### RECORDS SUPPLIED
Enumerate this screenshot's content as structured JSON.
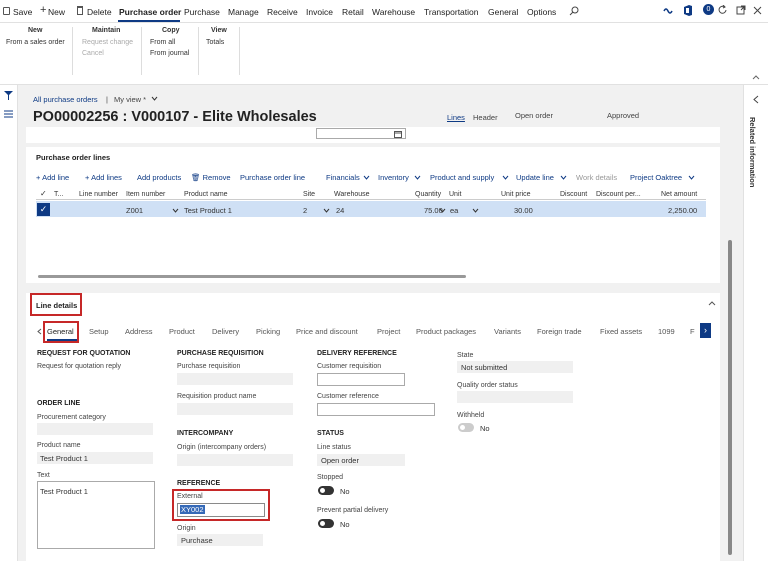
{
  "toolbar": {
    "save": "Save",
    "new": "New",
    "delete": "Delete",
    "tabs": [
      "Purchase order",
      "Purchase",
      "Manage",
      "Receive",
      "Invoice",
      "Retail",
      "Warehouse",
      "Transportation",
      "General",
      "Options"
    ],
    "badge": "0"
  },
  "ribbon": {
    "groups": [
      {
        "title": "New",
        "items": [
          "From a sales order"
        ]
      },
      {
        "title": "Maintain",
        "items": [
          "Request change",
          "Cancel"
        ]
      },
      {
        "title": "Copy",
        "items": [
          "From all",
          "From journal"
        ]
      },
      {
        "title": "View",
        "items": [
          "Totals"
        ]
      }
    ]
  },
  "breadcrumb": {
    "link": "All purchase orders",
    "sep": "|",
    "view": "My view *"
  },
  "page": {
    "title": "PO00002256 : V000107 - Elite Wholesales",
    "lines": "Lines",
    "header": "Header",
    "status1": "Open order",
    "status2": "Approved"
  },
  "lines": {
    "title": "Purchase order lines",
    "actions": [
      "Add line",
      "Add lines",
      "Add products",
      "Remove",
      "Purchase order line",
      "Financials",
      "Inventory",
      "Product and supply",
      "Update line",
      "Work details",
      "Project Oaktree"
    ],
    "columns": [
      "T...",
      "Line number",
      "Item number",
      "Product name",
      "Site",
      "Warehouse",
      "Quantity",
      "Unit",
      "Unit price",
      "Discount",
      "Discount per...",
      "Net amount"
    ],
    "row": {
      "item": "Z001",
      "product": "Test Product 1",
      "site": "2",
      "warehouse": "24",
      "quantity": "75.00",
      "unit": "ea",
      "unit_price": "30.00",
      "net": "2,250.00"
    }
  },
  "details": {
    "title": "Line details",
    "tabs": [
      "General",
      "Setup",
      "Address",
      "Product",
      "Delivery",
      "Picking",
      "Price and discount",
      "Project",
      "Product packages",
      "Variants",
      "Foreign trade",
      "Fixed assets",
      "1099",
      "F"
    ],
    "col1": {
      "rfq": "REQUEST FOR QUOTATION",
      "rfq_reply": "Request for quotation reply",
      "order_line": "ORDER LINE",
      "proc_cat": "Procurement category",
      "product_name_label": "Product name",
      "product_name": "Test Product 1",
      "text_label": "Text",
      "text_value": "Test Product 1"
    },
    "col2": {
      "preq": "PURCHASE REQUISITION",
      "preq_label": "Purchase requisition",
      "req_prod": "Requisition product name",
      "interco": "INTERCOMPANY",
      "origin_interco": "Origin (intercompany orders)",
      "reference": "REFERENCE",
      "external_label": "External",
      "external_value": "XY002",
      "origin_label": "Origin",
      "origin_value": "Purchase"
    },
    "col3": {
      "delref": "DELIVERY REFERENCE",
      "cust_req": "Customer requisition",
      "cust_ref": "Customer reference",
      "status": "STATUS",
      "line_status_label": "Line status",
      "line_status": "Open order",
      "stopped_label": "Stopped",
      "stopped_value": "No",
      "prevent_label": "Prevent partial delivery",
      "prevent_value": "No"
    },
    "col4": {
      "state_label": "State",
      "state_value": "Not submitted",
      "qo_label": "Quality order status",
      "withheld_label": "Withheld",
      "withheld_value": "No"
    }
  },
  "related": "Related information"
}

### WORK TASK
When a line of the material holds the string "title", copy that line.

### RESPONSE AREA
        "title": "New",
        "title": "Maintain",
        "title": "Copy",
        "title": "View",
    "title": "PO00002256 : V000107 - Elite Wholesales",
    "title": "Purchase order lines",
    "title": "Line details",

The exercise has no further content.